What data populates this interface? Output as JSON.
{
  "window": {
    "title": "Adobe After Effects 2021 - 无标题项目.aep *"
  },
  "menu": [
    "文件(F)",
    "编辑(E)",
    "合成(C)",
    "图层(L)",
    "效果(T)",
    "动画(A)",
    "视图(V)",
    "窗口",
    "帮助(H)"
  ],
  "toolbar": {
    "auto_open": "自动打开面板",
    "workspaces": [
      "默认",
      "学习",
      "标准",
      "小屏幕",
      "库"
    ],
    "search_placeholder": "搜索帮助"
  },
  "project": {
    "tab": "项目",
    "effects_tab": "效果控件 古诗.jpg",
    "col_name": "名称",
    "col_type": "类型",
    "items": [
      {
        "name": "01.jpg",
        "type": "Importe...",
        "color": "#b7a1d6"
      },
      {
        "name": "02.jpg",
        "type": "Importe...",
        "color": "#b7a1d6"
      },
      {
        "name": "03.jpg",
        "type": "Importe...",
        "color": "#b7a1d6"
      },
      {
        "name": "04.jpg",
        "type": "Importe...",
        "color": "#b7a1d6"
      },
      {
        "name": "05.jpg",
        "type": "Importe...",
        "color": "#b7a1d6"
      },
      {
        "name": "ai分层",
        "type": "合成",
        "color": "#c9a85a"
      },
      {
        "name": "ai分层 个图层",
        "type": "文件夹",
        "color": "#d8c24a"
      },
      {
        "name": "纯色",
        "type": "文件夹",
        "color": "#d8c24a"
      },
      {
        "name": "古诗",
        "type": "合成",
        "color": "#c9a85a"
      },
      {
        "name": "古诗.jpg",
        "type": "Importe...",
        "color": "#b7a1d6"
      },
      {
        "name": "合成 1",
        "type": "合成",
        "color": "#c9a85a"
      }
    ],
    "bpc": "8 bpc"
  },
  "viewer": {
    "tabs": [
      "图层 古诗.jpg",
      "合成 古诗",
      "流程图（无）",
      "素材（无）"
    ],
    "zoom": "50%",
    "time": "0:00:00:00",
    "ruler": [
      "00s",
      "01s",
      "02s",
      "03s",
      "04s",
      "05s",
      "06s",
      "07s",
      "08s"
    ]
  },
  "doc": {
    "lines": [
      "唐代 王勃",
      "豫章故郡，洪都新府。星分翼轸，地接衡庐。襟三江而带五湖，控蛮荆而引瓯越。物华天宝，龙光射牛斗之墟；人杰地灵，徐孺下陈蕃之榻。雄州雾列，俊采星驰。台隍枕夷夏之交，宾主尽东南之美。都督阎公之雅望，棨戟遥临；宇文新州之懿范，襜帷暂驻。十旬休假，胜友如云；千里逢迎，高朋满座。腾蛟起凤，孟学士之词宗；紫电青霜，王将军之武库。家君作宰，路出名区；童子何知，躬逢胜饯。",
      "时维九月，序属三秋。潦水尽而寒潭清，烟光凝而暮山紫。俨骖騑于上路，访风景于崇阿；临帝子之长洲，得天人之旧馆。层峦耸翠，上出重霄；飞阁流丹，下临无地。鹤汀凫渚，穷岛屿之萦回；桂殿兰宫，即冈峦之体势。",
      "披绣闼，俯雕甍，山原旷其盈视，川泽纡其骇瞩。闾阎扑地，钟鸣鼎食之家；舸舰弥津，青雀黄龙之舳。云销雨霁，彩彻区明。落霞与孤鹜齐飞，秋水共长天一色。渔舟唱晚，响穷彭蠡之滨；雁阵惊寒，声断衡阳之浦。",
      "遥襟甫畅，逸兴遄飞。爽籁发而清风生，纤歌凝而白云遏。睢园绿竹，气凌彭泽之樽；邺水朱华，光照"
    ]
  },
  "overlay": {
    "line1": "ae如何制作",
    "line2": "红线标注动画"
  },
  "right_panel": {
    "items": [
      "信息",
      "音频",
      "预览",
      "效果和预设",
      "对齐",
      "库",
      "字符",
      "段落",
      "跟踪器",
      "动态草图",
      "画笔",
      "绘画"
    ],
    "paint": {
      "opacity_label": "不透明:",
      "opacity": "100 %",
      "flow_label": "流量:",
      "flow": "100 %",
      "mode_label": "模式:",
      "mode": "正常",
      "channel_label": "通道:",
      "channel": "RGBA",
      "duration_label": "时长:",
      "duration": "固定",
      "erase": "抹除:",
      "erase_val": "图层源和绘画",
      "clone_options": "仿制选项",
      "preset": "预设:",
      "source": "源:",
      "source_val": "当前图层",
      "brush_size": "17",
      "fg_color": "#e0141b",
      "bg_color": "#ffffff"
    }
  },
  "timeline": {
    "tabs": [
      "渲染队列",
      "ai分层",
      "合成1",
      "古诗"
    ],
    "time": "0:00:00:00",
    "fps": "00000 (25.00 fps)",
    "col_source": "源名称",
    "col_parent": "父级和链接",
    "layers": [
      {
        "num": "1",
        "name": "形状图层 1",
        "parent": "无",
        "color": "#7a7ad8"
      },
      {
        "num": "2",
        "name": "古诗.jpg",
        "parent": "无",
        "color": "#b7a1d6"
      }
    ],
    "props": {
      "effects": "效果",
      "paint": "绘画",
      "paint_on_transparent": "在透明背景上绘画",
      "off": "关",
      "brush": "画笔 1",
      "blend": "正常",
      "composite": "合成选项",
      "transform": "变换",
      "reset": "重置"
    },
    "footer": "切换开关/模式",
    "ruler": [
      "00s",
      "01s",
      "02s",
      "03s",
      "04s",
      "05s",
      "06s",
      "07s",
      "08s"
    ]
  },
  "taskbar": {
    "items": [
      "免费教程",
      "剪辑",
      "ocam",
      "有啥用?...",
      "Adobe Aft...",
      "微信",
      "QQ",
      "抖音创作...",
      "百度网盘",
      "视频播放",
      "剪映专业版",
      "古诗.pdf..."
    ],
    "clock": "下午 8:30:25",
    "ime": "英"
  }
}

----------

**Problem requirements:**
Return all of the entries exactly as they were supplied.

**Final answer:**
What data populates this interface? Output as JSON.
{
  "window": {
    "title": "Adobe After Effects 2021 - 无标题项目.aep *"
  },
  "menu": [
    "文件(F)",
    "编辑(E)",
    "合成(C)",
    "图层(L)",
    "效果(T)",
    "动画(A)",
    "视图(V)",
    "窗口",
    "帮助(H)"
  ],
  "toolbar": {
    "auto_open": "自动打开面板",
    "workspaces": [
      "默认",
      "学习",
      "标准",
      "小屏幕",
      "库"
    ],
    "search_placeholder": "搜索帮助"
  },
  "project": {
    "tab": "项目",
    "effects_tab": "效果控件 古诗.jpg",
    "col_name": "名称",
    "col_type": "类型",
    "items": [
      {
        "name": "01.jpg",
        "type": "Importe...",
        "color": "#b7a1d6"
      },
      {
        "name": "02.jpg",
        "type": "Importe...",
        "color": "#b7a1d6"
      },
      {
        "name": "03.jpg",
        "type": "Importe...",
        "color": "#b7a1d6"
      },
      {
        "name": "04.jpg",
        "type": "Importe...",
        "color": "#b7a1d6"
      },
      {
        "name": "05.jpg",
        "type": "Importe...",
        "color": "#b7a1d6"
      },
      {
        "name": "ai分层",
        "type": "合成",
        "color": "#c9a85a"
      },
      {
        "name": "ai分层 个图层",
        "type": "文件夹",
        "color": "#d8c24a"
      },
      {
        "name": "纯色",
        "type": "文件夹",
        "color": "#d8c24a"
      },
      {
        "name": "古诗",
        "type": "合成",
        "color": "#c9a85a"
      },
      {
        "name": "古诗.jpg",
        "type": "Importe...",
        "color": "#b7a1d6"
      },
      {
        "name": "合成 1",
        "type": "合成",
        "color": "#c9a85a"
      }
    ],
    "bpc": "8 bpc"
  },
  "viewer": {
    "tabs": [
      "图层 古诗.jpg",
      "合成 古诗",
      "流程图（无）",
      "素材（无）"
    ],
    "zoom": "50%",
    "time": "0:00:00:00",
    "ruler": [
      "00s",
      "01s",
      "02s",
      "03s",
      "04s",
      "05s",
      "06s",
      "07s",
      "08s"
    ]
  },
  "doc": {
    "lines": [
      "唐代 王勃",
      "豫章故郡，洪都新府。星分翼轸，地接衡庐。襟三江而带五湖，控蛮荆而引瓯越。物华天宝，龙光射牛斗之墟；人杰地灵，徐孺下陈蕃之榻。雄州雾列，俊采星驰。台隍枕夷夏之交，宾主尽东南之美。都督阎公之雅望，棨戟遥临；宇文新州之懿范，襜帷暂驻。十旬休假，胜友如云；千里逢迎，高朋满座。腾蛟起凤，孟学士之词宗；紫电青霜，王将军之武库。家君作宰，路出名区；童子何知，躬逢胜饯。",
      "时维九月，序属三秋。潦水尽而寒潭清，烟光凝而暮山紫。俨骖騑于上路，访风景于崇阿；临帝子之长洲，得天人之旧馆。层峦耸翠，上出重霄；飞阁流丹，下临无地。鹤汀凫渚，穷岛屿之萦回；桂殿兰宫，即冈峦之体势。",
      "披绣闼，俯雕甍，山原旷其盈视，川泽纡其骇瞩。闾阎扑地，钟鸣鼎食之家；舸舰弥津，青雀黄龙之舳。云销雨霁，彩彻区明。落霞与孤鹜齐飞，秋水共长天一色。渔舟唱晚，响穷彭蠡之滨；雁阵惊寒，声断衡阳之浦。",
      "遥襟甫畅，逸兴遄飞。爽籁发而清风生，纤歌凝而白云遏。睢园绿竹，气凌彭泽之樽；邺水朱华，光照"
    ]
  },
  "overlay": {
    "line1": "ae如何制作",
    "line2": "红线标注动画"
  },
  "right_panel": {
    "items": [
      "信息",
      "音频",
      "预览",
      "效果和预设",
      "对齐",
      "库",
      "字符",
      "段落",
      "跟踪器",
      "动态草图",
      "画笔",
      "绘画"
    ],
    "paint": {
      "opacity_label": "不透明:",
      "opacity": "100 %",
      "flow_label": "流量:",
      "flow": "100 %",
      "mode_label": "模式:",
      "mode": "正常",
      "channel_label": "通道:",
      "channel": "RGBA",
      "duration_label": "时长:",
      "duration": "固定",
      "erase": "抹除:",
      "erase_val": "图层源和绘画",
      "clone_options": "仿制选项",
      "preset": "预设:",
      "source": "源:",
      "source_val": "当前图层",
      "brush_size": "17",
      "fg_color": "#e0141b",
      "bg_color": "#ffffff"
    }
  },
  "timeline": {
    "tabs": [
      "渲染队列",
      "ai分层",
      "合成1",
      "古诗"
    ],
    "time": "0:00:00:00",
    "fps": "00000 (25.00 fps)",
    "col_source": "源名称",
    "col_parent": "父级和链接",
    "layers": [
      {
        "num": "1",
        "name": "形状图层 1",
        "parent": "无",
        "color": "#7a7ad8"
      },
      {
        "num": "2",
        "name": "古诗.jpg",
        "parent": "无",
        "color": "#b7a1d6"
      }
    ],
    "props": {
      "effects": "效果",
      "paint": "绘画",
      "paint_on_transparent": "在透明背景上绘画",
      "off": "关",
      "brush": "画笔 1",
      "blend": "正常",
      "composite": "合成选项",
      "transform": "变换",
      "reset": "重置"
    },
    "footer": "切换开关/模式",
    "ruler": [
      "00s",
      "01s",
      "02s",
      "03s",
      "04s",
      "05s",
      "06s",
      "07s",
      "08s"
    ]
  },
  "taskbar": {
    "items": [
      "免费教程",
      "剪辑",
      "ocam",
      "有啥用?...",
      "Adobe Aft...",
      "微信",
      "QQ",
      "抖音创作...",
      "百度网盘",
      "视频播放",
      "剪映专业版",
      "古诗.pdf..."
    ],
    "clock": "下午 8:30:25",
    "ime": "英"
  }
}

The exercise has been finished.